While the Panenka principals are keen not to get too big, expansion is certainly on the cards. Last year saw the introduction of Kristoffel Mertens as a new partner, after five years producing fiction and documentaries at the company. And there are ambitious production plans for 2024.

Emmy-nominated fact ent series Taboo

These include the company’s first feature film, Mist (working title), and its first English-language scripted series, This is Not a Murder Mystery, part of the CoPro Series Selection at Berlinale in 2022. The latter is co-created by Christophe Dirickx (The Misfortunates, Tabula Rasa) and Paul Baeten (Over Water, Two Summers). Based on an original idea by Matthias Lebeer and Dirickx, the show will be directed by Hans Herbots (The Serpent) and Lebeer.

Also coming in 2025 is Mobutu, a four-part documentary series about the Congolese dictator who died in 1997. The show is an intriguing example of how the French-speaking and Flemish communities within Belgium can pool resources behind projects of shared interest. A historical retrospective that will link Mobutu’s time in power to modern issues such as Black Lives Matter, the series is a copro involving VRT, French-language Belgian public broadcaster RTBF, telco platform Proximus and Liège-based Les Films de la Passerelle. It is produced with the support of the Flemish Film Fund, Centre du Cinema of the French community in Belgium, Screen Flanders and the Belgian Tax Shelter.

On the subject of the Belgian Tax Shelter, Panenka has been very sure-footed, tapping into the support available to realise its creative goals. Maes says: “It’s very well regulated and absolutely crucial to get the financing for shows. It can bring in gross financing of around 30% and net financing of around 25%.”

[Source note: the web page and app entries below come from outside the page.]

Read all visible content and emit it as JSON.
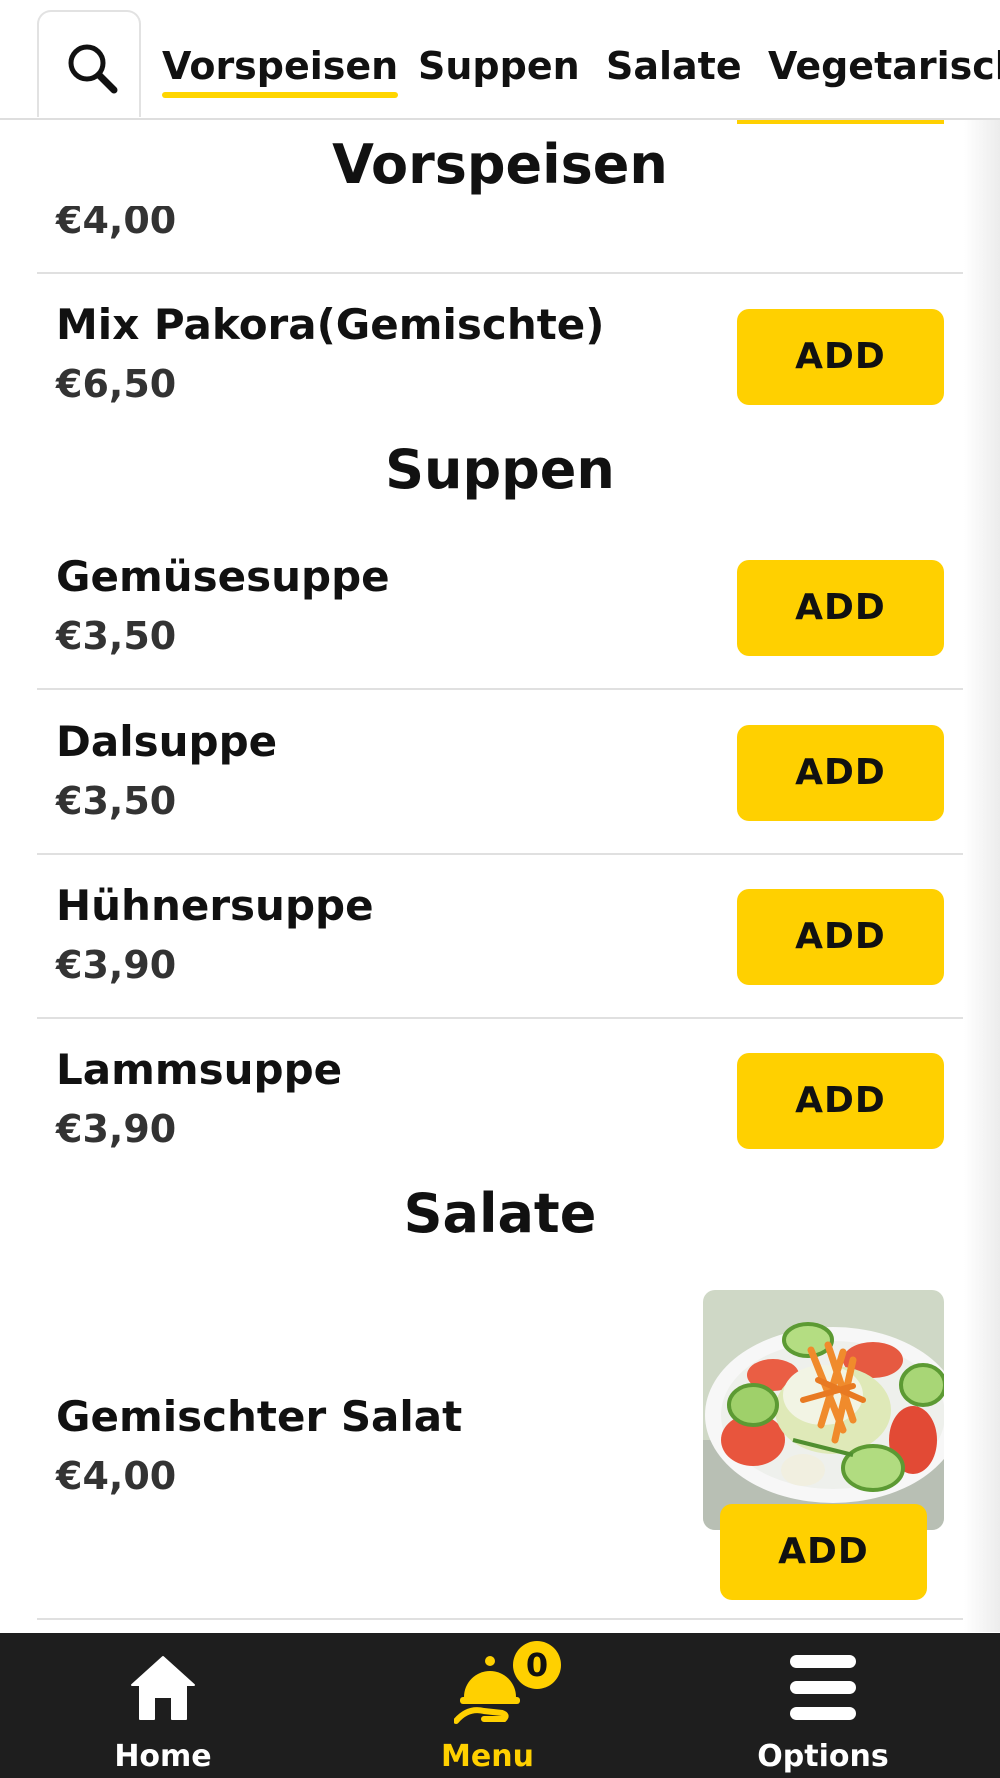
{
  "topbar": {
    "search_icon": "search-icon",
    "tabs": [
      {
        "label": "Vorspeisen",
        "active": true
      },
      {
        "label": "Suppen",
        "active": false
      },
      {
        "label": "Salate",
        "active": false
      },
      {
        "label": "Vegetarisch",
        "active": false
      }
    ]
  },
  "menu": {
    "vorspeisen": {
      "title": "Vorspeisen",
      "items": [
        {
          "price": "€4,00"
        },
        {
          "name": "Mix Pakora(Gemischte)",
          "price": "€6,50"
        }
      ]
    },
    "suppen": {
      "title": "Suppen",
      "items": [
        {
          "name": "Gemüsesuppe",
          "price": "€3,50"
        },
        {
          "name": "Dalsuppe",
          "price": "€3,50"
        },
        {
          "name": "Hühnersuppe",
          "price": "€3,90"
        },
        {
          "name": "Lammsuppe",
          "price": "€3,90"
        }
      ]
    },
    "salate": {
      "title": "Salate",
      "items": [
        {
          "name": "Gemischter Salat",
          "price": "€4,00",
          "image": "salad-photo"
        }
      ]
    },
    "add_label": "ADD"
  },
  "bottom_nav": {
    "home": {
      "label": "Home",
      "icon": "home-icon"
    },
    "menu": {
      "label": "Menu",
      "icon": "serving-cloche-icon",
      "badge": "0"
    },
    "options": {
      "label": "Options",
      "icon": "hamburger-menu-icon"
    }
  },
  "colors": {
    "accent": "#FFD000",
    "nav_background": "#1e1e1e",
    "active_nav": "#FFD000",
    "divider": "#e0e0e0"
  }
}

So in these tough times, how can indies like Panenka thrive? “Only the best projects survive,” says Maes. “So we have to keep working with great talents and give them time to develop their projects. Quality will always be the difference.”